The Kuikuro: Recording living cultural heritage

In May 2017, Factum Foundation for Digital Technology in Preservation was invited by People’s Palace Projects to participate in their collaboration with the indigenous filmmaker Takuma Kuikuro, in the village of Ipatse in the Xingu region of Mato Grosso, Brazil.

Unlike the majority of Factum Foundation’s projects where a specific subject or set of subjects is identified for digital recording in three-dimensions in advance, the project in Xingu was intended to emerge from a collaborative spirit in which Takuma and the community would direct the areas of focus. This was aimed at contributing to their already extensive efforts to document and communicate aspects of Kuikuro culture, evident in films such as Takuma’s As Hiper Mulheres (2012).

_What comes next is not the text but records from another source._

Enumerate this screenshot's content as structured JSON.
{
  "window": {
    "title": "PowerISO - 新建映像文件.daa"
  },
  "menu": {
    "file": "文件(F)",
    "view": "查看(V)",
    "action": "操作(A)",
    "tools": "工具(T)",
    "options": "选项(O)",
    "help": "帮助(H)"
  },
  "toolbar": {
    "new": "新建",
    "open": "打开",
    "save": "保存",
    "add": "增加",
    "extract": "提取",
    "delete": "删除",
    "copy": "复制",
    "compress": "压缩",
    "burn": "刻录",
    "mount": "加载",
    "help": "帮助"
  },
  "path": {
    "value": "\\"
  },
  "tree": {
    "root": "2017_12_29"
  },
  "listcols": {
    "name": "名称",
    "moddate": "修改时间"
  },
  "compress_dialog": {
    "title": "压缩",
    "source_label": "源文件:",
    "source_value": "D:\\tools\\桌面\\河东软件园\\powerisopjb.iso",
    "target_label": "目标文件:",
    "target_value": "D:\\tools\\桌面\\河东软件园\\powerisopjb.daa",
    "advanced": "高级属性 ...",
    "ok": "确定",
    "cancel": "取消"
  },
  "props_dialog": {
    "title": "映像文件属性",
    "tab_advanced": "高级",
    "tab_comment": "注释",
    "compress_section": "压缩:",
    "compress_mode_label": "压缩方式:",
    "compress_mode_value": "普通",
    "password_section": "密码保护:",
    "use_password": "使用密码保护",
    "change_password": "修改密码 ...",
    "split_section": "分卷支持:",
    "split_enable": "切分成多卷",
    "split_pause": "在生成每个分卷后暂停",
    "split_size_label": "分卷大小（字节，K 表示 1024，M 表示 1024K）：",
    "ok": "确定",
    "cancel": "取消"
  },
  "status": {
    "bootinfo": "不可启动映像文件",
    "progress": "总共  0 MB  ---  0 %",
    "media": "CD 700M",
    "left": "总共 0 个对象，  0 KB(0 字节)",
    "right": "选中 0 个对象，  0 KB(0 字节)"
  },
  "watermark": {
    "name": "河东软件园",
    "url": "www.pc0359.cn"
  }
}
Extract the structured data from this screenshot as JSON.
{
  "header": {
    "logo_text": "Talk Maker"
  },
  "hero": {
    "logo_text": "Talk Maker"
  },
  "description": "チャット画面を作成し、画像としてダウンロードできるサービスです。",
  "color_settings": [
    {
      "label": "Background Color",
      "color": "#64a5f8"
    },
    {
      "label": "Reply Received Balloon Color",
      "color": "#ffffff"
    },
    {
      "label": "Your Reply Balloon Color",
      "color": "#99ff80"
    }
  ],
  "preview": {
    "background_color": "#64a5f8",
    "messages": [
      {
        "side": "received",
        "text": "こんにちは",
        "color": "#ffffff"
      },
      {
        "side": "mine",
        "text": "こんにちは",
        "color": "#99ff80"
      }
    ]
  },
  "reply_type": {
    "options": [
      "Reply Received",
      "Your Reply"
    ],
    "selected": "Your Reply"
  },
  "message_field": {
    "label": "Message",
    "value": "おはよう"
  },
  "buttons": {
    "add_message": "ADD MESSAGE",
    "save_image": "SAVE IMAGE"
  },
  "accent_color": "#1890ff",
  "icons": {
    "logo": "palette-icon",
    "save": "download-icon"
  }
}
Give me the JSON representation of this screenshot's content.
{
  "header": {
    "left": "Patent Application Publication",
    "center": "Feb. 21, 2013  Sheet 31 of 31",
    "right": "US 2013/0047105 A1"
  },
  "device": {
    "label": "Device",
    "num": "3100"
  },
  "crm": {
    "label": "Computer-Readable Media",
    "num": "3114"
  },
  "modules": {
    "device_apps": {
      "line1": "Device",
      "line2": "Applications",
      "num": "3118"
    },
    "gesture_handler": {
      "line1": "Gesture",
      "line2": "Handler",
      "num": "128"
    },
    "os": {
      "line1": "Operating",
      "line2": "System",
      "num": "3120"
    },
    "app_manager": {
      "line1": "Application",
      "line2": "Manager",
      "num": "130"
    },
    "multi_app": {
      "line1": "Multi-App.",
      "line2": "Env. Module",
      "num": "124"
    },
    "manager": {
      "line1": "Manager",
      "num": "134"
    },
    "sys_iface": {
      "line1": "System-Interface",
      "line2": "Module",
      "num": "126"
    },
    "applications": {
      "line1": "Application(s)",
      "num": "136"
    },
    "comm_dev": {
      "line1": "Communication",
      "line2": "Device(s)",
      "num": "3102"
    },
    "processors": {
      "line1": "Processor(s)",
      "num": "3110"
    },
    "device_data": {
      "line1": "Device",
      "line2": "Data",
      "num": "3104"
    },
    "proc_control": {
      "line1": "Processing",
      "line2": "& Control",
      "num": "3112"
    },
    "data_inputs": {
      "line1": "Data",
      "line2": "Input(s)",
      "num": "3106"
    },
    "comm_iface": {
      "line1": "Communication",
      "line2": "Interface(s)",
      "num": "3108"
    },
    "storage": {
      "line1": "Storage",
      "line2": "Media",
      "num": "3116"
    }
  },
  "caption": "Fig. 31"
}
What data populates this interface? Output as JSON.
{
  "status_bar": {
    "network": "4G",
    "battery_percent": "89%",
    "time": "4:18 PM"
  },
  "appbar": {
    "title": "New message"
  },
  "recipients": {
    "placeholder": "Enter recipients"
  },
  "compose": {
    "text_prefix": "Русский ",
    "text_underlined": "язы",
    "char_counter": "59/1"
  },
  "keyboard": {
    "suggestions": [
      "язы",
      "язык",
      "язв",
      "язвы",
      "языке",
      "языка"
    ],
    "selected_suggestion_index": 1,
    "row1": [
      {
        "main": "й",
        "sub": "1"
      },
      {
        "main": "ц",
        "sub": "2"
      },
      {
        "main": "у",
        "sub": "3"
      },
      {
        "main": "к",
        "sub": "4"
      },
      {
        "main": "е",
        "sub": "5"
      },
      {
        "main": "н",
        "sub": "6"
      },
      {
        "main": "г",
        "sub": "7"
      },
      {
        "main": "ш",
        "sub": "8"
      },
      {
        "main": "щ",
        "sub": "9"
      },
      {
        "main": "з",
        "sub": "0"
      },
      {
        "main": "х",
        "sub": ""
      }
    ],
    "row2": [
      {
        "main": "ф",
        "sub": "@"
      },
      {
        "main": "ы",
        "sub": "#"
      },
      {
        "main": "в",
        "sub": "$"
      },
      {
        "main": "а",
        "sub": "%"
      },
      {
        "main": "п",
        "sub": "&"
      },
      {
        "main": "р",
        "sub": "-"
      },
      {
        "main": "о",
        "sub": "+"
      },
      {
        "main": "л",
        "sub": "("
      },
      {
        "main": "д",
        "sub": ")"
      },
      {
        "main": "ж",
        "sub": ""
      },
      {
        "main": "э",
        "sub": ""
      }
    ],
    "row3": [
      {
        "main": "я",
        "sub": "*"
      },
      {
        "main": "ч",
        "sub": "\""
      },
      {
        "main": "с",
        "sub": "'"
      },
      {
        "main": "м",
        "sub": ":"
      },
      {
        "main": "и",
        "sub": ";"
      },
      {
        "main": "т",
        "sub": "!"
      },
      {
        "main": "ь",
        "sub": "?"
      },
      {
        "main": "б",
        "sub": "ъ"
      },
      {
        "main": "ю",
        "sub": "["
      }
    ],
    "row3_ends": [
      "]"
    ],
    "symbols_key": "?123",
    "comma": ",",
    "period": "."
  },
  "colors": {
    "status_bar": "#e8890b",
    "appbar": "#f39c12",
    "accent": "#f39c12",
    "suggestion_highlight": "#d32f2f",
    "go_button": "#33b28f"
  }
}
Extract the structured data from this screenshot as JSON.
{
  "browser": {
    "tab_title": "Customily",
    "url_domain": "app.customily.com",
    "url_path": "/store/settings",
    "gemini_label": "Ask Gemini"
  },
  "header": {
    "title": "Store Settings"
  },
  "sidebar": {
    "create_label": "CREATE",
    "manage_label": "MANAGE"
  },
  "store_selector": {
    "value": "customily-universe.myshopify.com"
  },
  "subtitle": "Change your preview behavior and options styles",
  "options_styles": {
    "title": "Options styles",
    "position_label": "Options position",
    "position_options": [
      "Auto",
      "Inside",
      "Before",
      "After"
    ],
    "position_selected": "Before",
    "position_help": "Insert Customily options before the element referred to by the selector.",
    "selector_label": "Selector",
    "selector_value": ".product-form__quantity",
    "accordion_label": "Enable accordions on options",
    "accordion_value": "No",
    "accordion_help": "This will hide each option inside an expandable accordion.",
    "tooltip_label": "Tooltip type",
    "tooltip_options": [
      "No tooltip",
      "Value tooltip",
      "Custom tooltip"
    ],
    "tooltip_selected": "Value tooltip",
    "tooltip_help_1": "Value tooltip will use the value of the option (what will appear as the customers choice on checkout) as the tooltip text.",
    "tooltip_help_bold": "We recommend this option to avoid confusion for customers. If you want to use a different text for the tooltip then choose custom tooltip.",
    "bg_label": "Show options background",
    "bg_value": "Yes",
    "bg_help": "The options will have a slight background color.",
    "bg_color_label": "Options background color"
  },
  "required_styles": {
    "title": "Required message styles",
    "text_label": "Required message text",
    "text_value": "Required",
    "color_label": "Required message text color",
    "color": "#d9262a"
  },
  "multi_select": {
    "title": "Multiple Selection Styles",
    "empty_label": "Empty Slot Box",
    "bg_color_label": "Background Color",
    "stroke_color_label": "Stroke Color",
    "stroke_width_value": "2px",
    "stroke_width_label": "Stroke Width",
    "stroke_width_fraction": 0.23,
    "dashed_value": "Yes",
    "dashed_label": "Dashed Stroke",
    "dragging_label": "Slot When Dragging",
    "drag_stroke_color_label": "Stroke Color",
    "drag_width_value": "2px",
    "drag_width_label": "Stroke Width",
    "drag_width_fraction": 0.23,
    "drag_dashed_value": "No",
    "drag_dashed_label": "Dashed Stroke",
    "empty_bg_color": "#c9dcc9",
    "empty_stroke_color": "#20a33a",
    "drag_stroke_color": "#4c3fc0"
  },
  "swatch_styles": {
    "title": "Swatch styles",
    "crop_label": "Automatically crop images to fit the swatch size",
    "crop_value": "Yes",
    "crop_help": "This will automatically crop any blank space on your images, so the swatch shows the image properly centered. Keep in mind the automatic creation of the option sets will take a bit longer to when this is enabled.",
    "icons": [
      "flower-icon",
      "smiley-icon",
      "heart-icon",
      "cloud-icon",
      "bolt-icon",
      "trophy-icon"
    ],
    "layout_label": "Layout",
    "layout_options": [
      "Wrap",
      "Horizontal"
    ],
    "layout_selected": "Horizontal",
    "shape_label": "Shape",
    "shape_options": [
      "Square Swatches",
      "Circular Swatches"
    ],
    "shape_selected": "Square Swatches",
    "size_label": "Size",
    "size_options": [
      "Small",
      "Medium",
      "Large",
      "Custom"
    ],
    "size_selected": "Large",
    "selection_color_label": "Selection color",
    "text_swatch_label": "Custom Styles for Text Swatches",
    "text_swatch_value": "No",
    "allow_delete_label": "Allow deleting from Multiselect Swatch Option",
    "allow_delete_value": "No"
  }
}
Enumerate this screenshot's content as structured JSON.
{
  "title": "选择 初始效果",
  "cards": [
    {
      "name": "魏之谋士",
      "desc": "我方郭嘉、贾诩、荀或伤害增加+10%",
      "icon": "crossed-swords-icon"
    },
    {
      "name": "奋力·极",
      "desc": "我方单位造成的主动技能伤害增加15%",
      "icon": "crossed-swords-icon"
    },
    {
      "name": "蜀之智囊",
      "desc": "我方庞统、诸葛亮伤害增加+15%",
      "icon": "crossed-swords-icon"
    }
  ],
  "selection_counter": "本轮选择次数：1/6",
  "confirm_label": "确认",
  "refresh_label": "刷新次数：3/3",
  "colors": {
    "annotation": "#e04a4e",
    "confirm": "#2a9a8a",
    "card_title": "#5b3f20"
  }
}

In preparation, Factum Foundation assembled a number of different recording technologies aimed at capturing three-dimensional information at different scales: from the high-resolution capturing of surfaces using photogrammetry to the mapping of natural or human environments using LiDAR laser scanning. In addition to this, a number of sound recording methods were assembled: from ambisonic microphones that capture 360-degree sound environments to hydrophonic microphones that capture sound underwater.

Following the team’s arrival in Ipatse and an initial dialogue with Takuma and other senior members of the community, it was established that since the entire village was about to begin the process of moving to an adjacent site, the most valuable use of Factum Foundation’s expertise and time would be to document the current state of the present village using LiDAR technology (Faro 3D X130). It is a traditional Kuikuro practice to move the site of the village approximately every 30-40 years, with families transferring gradually from one to the other. However, multiple lightning strikes on one of the ocas (the name for the distinctive vernacular buildings inhabited by the Kuikuro) had led to the acceleration of this process.



To achieve the complete recording of Ipatse, Factum Foundation’s team first carried out a drone survey of the village and some of the surrounding environment, using a Phantom 4 Pro to produce a 1.25 gigapixel image that enabled the planning of the necessary number of stations for the Faro scanner to capture the ocas of the village. The team also draft-aligned a low-resolution photogrammetric model of the whole village, using images gathered from the drone, to communicate the kind of results that were to be expected from LiDAR. The number of Faro scanning stations plotted numbered 92 in total, including 10 stations within one of the ocas. Draft processing was carried out alongside the recording of the data, taking three days to complete and capturing a total of 3,082,485,760 points.


Following the LiDAR mapping of the village, the Foundation’s team ran an introductory workshop for Takuma and other interested members of the community in photogrammetry. The subject chosen for this demonstration was a pair of masks normally used in the Kuarup (the Xingu funerary ritual), where they are adorned with grasses and paints. The Foundation’s team also recorded a pair of termite hills and generated a low-resolution model of one of the nearby lakes using images taken from the drone to indicate the potential application of the technology in a natural environment. It is hoped that in the future that Takuma and other interested persons could gather images to be processed by the Foundation in Madrid, thereby continuing the collaborative relationship.

People’s Palace Projects followed up the first residency in Ipatse with another in September 2017. The Kuikuro are currently building an oca as a cultural centre in the nearest town, Canarana, and Factum Foundation and People’s Palace Projects are working together to develop virtual reality experiences of Xingu that will draw upon the data recorded on these two residencies. These projects will highlight the importance of Kuikuro culture to Brazil and the world.